Keep beating until the meringue gets firm. You’re waiting for what’s called stiff peaks, but you don’t want to over whisk or you’re doomed. This is the thing about macarons. You can’t undermix, overmix, underfold, overfold, under dry, over dry, underbake or overbake them. They’re finicky like that. The only way you’ll learn is to do it over and over and over and . . . well, you get it.
Add a pinch of salt to balance the sweetness of the meringue. You can’t do anything about how sweet macarons are, there’s no substituting for the sugar at all. Add the vanilla too and when you finally have it firm and glossy, add two to three drops of gel food coloring.
Okay, this is good and stiff. If the peak doesn’t droop when you take the whisk off the mixer, you’ve done well. Give yourself a pat on the back and take a deep breathe because there’s more. You might want to get out your rosary for this.
I like to dump the entire bowl of sifted sugar and almond flour into the meringue. Lots of folks will tell you to add it little by little but it hasn’t really made any difference to me. You don’t trust me because you know I’m impatient but really, if it mattered I’d do it.
Here’s where you can either make it or break it. Use a rubber spatula and fold the meringue into the sugar-flour mixture, pressing down when you get to the middle.
It will be a little grainy at first, but after about 30 or 40 turns your arm will feel like it’s about to fall off and the mix will look shiny and sort of like molten lava. This is what they call macaronage.

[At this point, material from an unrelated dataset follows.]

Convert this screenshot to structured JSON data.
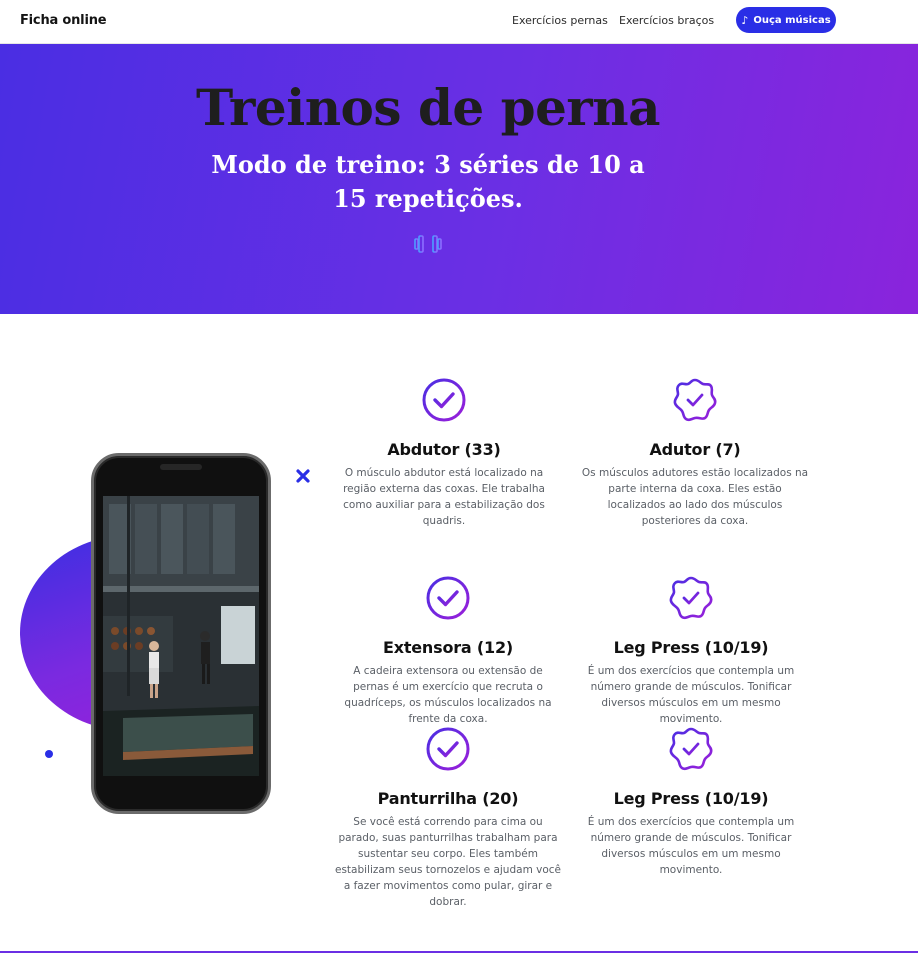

I refer to it Extreme Arms. Go ahead, show us your guns!
You’ll know it’s ready when you can let the “lava” flow off the spatula and it blends back into itself. If it’s too runny or too thick, you’re a goner. There’s no fixing that, you might as well start all over. You know, move to another country and reinvent yourself.

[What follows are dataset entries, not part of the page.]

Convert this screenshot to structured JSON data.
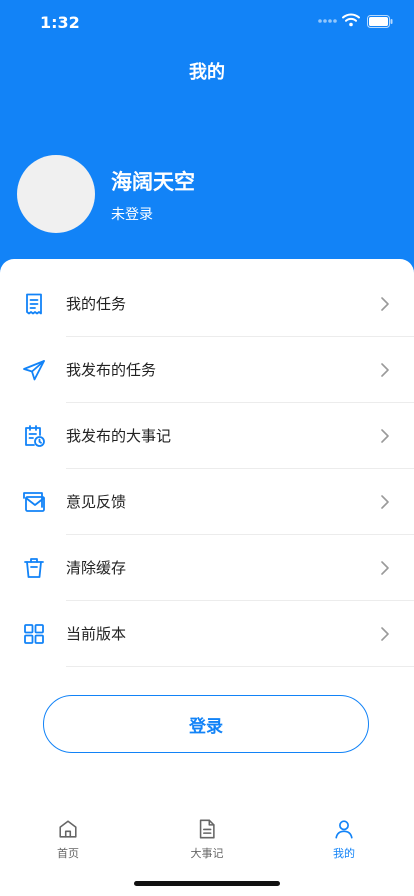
{
  "status_bar": {
    "time": "1:32"
  },
  "header": {
    "title": "我的",
    "user_name": "海阔天空",
    "login_status": "未登录"
  },
  "menu": [
    {
      "label": "我的任务",
      "icon": "receipt-icon"
    },
    {
      "label": "我发布的任务",
      "icon": "paper-plane-icon"
    },
    {
      "label": "我发布的大事记",
      "icon": "calendar-clock-icon"
    },
    {
      "label": "意见反馈",
      "icon": "envelope-icon"
    },
    {
      "label": "清除缓存",
      "icon": "trash-icon"
    },
    {
      "label": "当前版本",
      "icon": "grid-icon"
    }
  ],
  "login_button": "登录",
  "tab_bar": [
    {
      "label": "首页",
      "icon": "home-icon",
      "active": false
    },
    {
      "label": "大事记",
      "icon": "document-icon",
      "active": false
    },
    {
      "label": "我的",
      "icon": "user-icon",
      "active": true
    }
  ],
  "colors": {
    "brand": "#1283f7",
    "card_bg": "#ffffff",
    "avatar_bg": "#f0f0f0"
  }
}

Put the mixture in a piping bag and pipe circles onto your parchment paper or mat but don’t use a baking dish and never grease your mats. The macarons need a dry surface to hold on to. This lets the feet form.
Time to wash the dishes and clean the kitchen folks, because you’ll need to exercise some delayed gratification. Leave your trays out for about 30 minutes to an hour so they can dry properly. This is critical. You’ll know when they’re dry when you can touch them with the tip of your finger and they have a hard shell. This shell also helps those pretty feet to form by acting like a dome to trap heat. I think I read that somewhere. Don’t skip this part!

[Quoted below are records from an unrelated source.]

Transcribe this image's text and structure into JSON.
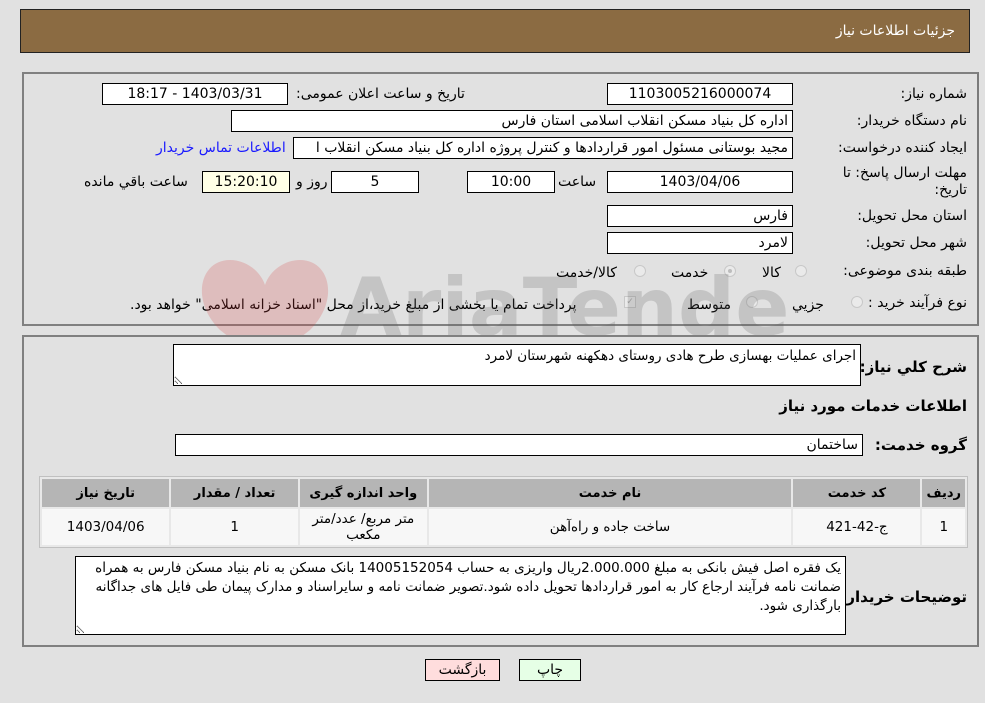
{
  "header": {
    "title": "جزئیات اطلاعات نیاز"
  },
  "form": {
    "need_number_label": "شماره نیاز:",
    "need_number": "1103005216000074",
    "announce_label": "تاریخ و ساعت اعلان عمومی:",
    "announce_value": "1403/03/31 - 18:17",
    "buyer_org_label": "نام دستگاه خریدار:",
    "buyer_org": "اداره کل بنیاد مسکن انقلاب اسلامی استان فارس",
    "creator_label": "ایجاد کننده درخواست:",
    "creator": "مجید بوستانی مسئول امور قراردادها و کنترل پروژه اداره کل بنیاد مسکن انقلاب ا",
    "contact_link": "اطلاعات تماس خریدار",
    "deadline_label_1": "مهلت ارسال پاسخ: تا",
    "deadline_label_2": "تاریخ:",
    "deadline_date": "1403/04/06",
    "time_label": "ساعت",
    "deadline_time": "10:00",
    "days_value": "5",
    "days_label": "روز و",
    "remaining_time": "15:20:10",
    "remaining_label": "ساعت باقي مانده",
    "province_label": "استان محل تحویل:",
    "province": "فارس",
    "city_label": "شهر محل تحویل:",
    "city": "لامرد",
    "category_label": "طبقه بندی موضوعی:",
    "category_options": [
      "کالا",
      "خدمت",
      "کالا/خدمت"
    ],
    "category_selected": "خدمت",
    "process_label": "نوع فرآیند خرید :",
    "process_options": [
      "جزيي",
      "متوسط"
    ],
    "treasury_note": "پرداخت تمام یا بخشی از مبلغ خرید،از محل \"اسناد خزانه اسلامی\" خواهد بود."
  },
  "details": {
    "description_label": "شرح کلي نياز:",
    "description": "اجرای عملیات بهسازی طرح هادی روستای دهکهنه شهرستان لامرد",
    "services_heading": "اطلاعات خدمات مورد نیاز",
    "service_group_label": "گروه خدمت:",
    "service_group": "ساختمان",
    "table": {
      "headers": [
        "ردیف",
        "کد خدمت",
        "نام خدمت",
        "واحد اندازه گیری",
        "تعداد / مقدار",
        "تاریخ نیاز"
      ],
      "rows": [
        [
          "1",
          "ج-42-421",
          "ساخت جاده و راه‌آهن",
          "متر مربع/ عدد/متر مکعب",
          "1",
          "1403/04/06"
        ]
      ]
    },
    "buyer_notes_label": "توضیحات خریدار:",
    "buyer_notes": "یک فقره اصل فیش بانکی به مبلغ 2.000.000ریال واریزی به حساب 14005152054 بانک مسکن به نام بنیاد مسکن فارس به همراه ضمانت نامه فرآیند ارجاع کار به امور قراردادها تحویل داده شود.تصویر ضمانت نامه و سایراسناد و مدارک پیمان طی فایل های جداگانه بارگذاری شود."
  },
  "buttons": {
    "print": "چاپ",
    "back": "بازگشت"
  },
  "watermark": {
    "text": "AriaTender.neT"
  },
  "colors": {
    "header": "#8b6b42",
    "link": "#1a1aff",
    "print_bg": "#e6ffe6",
    "back_bg": "#ffdddd"
  }
}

Now, about the mats. I have experimented with silicone mats, parchment paper and fancy mats made specifically for macarons. I would rather have imperfect circles than macarons that stick to my baking mat and if you know what’s good for you, you would too. Sticky macarons always happen when I’m using the fancy mats, but never with silicone or parchment. When baking with silicone mats, you have to watch the time. You macarons will cook a lot faster and tend to brown if you aren’t careful. Parchment paper is my official choice.
Place your baking mat in the oven. After about a minute, crack the oven door a bit and let them bake that way for two minutes. After two minutes, shut the door and wait another 13 -15 minutes.
Purdy huh? Let your precious little beauties cool and put them in a container in the fridge overnight to mature. I know, more waiting, but they’re really good when they’ve aged a day or two. In the meantime you can look up some filling recipes because you can’t just stick peanut butter in between these works of art.
Here’s where I tell you the secret to not losing your mind. This is all the stuff I learned to do in order to make yummy macarons with shiny tops, pretty feet, flat bottoms and nice full insides.
1. Use aged eggs.
2. Wait until your meringue is stiff before adding the sugar-flour mix.
3. Fold the mixture into the meringue until it’s super flowy like lava.
4. Let your macarons dry before baking them.
5. Pop the oven door open for two minutes before shutting it for 13-15.
6. Let the baked macarons cool and mature before you fill them.
This post would not have been possible if it weren’t for the countless mistakes I made along the way. I’m not proud of them, but admitting to them is a good first step.